CMOS Q&A for July

Q. I am working with an author who insists on referring to a photo as “this 1950’s photo.” Is the apostrophe needed?

Q. My question is about where to place the footnote superscript in a bullet list. Do you put it before the colon that introduces the list, after the colon, or at the end of the list?

Q. Is it appropriate to treat “grinding media” as a singular noun?

Read the answers to these questions and more at the monthly CMOS Online Q&A.

 

Photo: Adapted with permission, courtesy CC0 Public Domain.

 

~ ~ ~


#ChicagoStyle
Many libraries provide free access to The Chicago Manual of Style Online. If you aren’t sure whether your school subscribes, ask your librarian. In the meantime, click here for a free trial.

Order the hardcover here.

#ChicagoStyle for Students
Kate Turabian’s A Manual for Writers of Research Papers, Theses, and Dissertations, written specifically for students, covers every aspect of research paper writing, from thinking up a topic to submitting the paper in official Chicago format. Turabian’s guidelines are compatible with The Chicago Manual of Style.

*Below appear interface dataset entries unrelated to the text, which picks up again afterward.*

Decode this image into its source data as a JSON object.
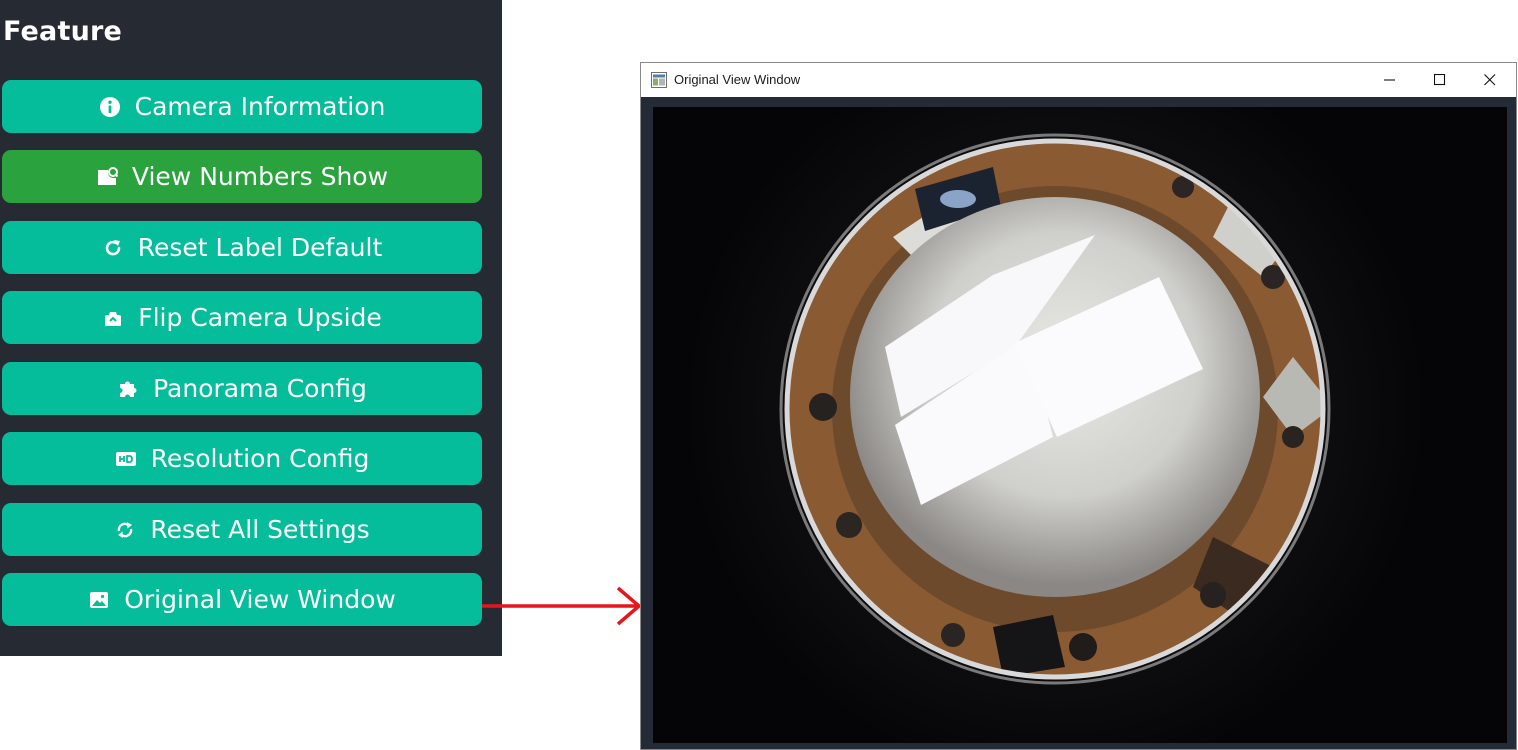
{
  "panel": {
    "title": "Feature",
    "buttons": [
      {
        "label": "Camera Information",
        "icon": "info-circle-icon"
      },
      {
        "label": "View Numbers Show",
        "icon": "label-tag-icon",
        "active": true
      },
      {
        "label": "Reset Label Default",
        "icon": "refresh-icon"
      },
      {
        "label": "Flip Camera Upside",
        "icon": "camera-flip-icon"
      },
      {
        "label": "Panorama Config",
        "icon": "puzzle-icon"
      },
      {
        "label": "Resolution Config",
        "icon": "hd-icon"
      },
      {
        "label": "Reset All Settings",
        "icon": "sync-icon"
      },
      {
        "label": "Original View Window",
        "icon": "image-icon"
      }
    ]
  },
  "window": {
    "title": "Original View Window",
    "controls": [
      "minimize-icon",
      "maximize-icon",
      "close-icon"
    ]
  },
  "colors": {
    "panel_bg": "#262a33",
    "button_teal": "#05bd9a",
    "button_active_green": "#2aa33f",
    "arrow_red": "#e8141c",
    "viewport_bg": "#242a36"
  }
}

More advice for students

One thought on “CMOS Q&A for July

  1. In APA, we refer to an author’s views in past tense: “Smith argued. . . .” Past tense allows for the possibility that the author has changed her views. In MLA, we use present tense: “Smith argues . . . .” What tense is preferred with Chicago Style?

Comments are closed.